As outgoing Chair Winograd handed over the chairmanship of the Board to incoming Chair Richard Yaffe, he noted that the JFM had undergone some turbulence – in addition to not having a CEO for a good portion of the year, financial markets had put a major dent in the Foundation’s revenues by the end of 2018.
In the JFM annual report, Barnes noted that “through the first quarter of 2019 the market mostly recovered.” However, Barnes did add that “the short-term volatility continues”.
Finance Committee member Sean Shore noted that the total investment portfolio of the Foundation stood at over $117 million as of Dec. 31, 2018, which was an increase of almost $3.5 million from the previous year.
Yet, Shore noted, the increase in investments was attributable to a major increase in contributions to the JFM in 2018: over $7.5 million. Had it not been for the growth in the amount contributed to the JFM, the Foundation would not have been able to continue increasing the total value of its grants – as it has now each year since the recession of 2008.

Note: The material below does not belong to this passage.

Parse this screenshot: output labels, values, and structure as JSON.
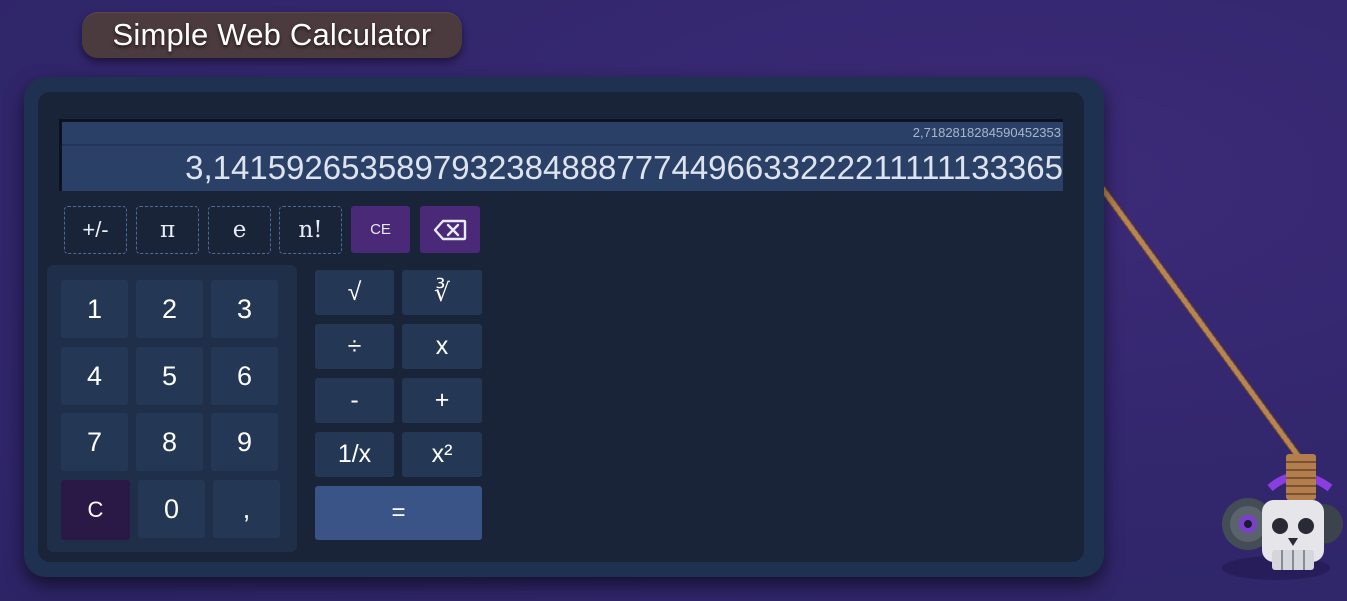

One other item in the JFM’s statements stood out: An increase in administrative and operating expenses from $1,527,309 in 2017 to $1,741,367 in 2018 – an over $200,000 increase.
I asked Ian Barnes whether this quite large increase could be attributable to a severance payment made to departed CEO Tara Fainstein. Barnes replied that he had “no comment”.
Other highlights of the annual report include:
• 82 new funds established, including nine new bar/bat mitzvah funds; two new Women’s Endowment Funds; and 32 Book of Life signers.
• $156,350 in scholarships awarded to 74 students
• $32,839 distributed in camperships
• $3,879,401 in designated grants distributed
• $679,393 in undesignated grants distributed
• the distribution rate rose to 4.2% from 4%, which is the rate it had been the previous few years. (According to Ian Barnes, the distribution rate is based on a formula that takes into account the average three-year market value of the Foundation’s investments, along with certain other factors. When I noted that the distribution rate had fallen to 3.5% following the 2008 recession, Barnes also pointed out that, prior to the recession, the Foundation distribution rate had stood at 5%.)
In looking at the total number of grants allocated by the Foundation in 2018, there were 219 different organizations that received designated grants, and over 50 organizations and individuals that received undesignated grants.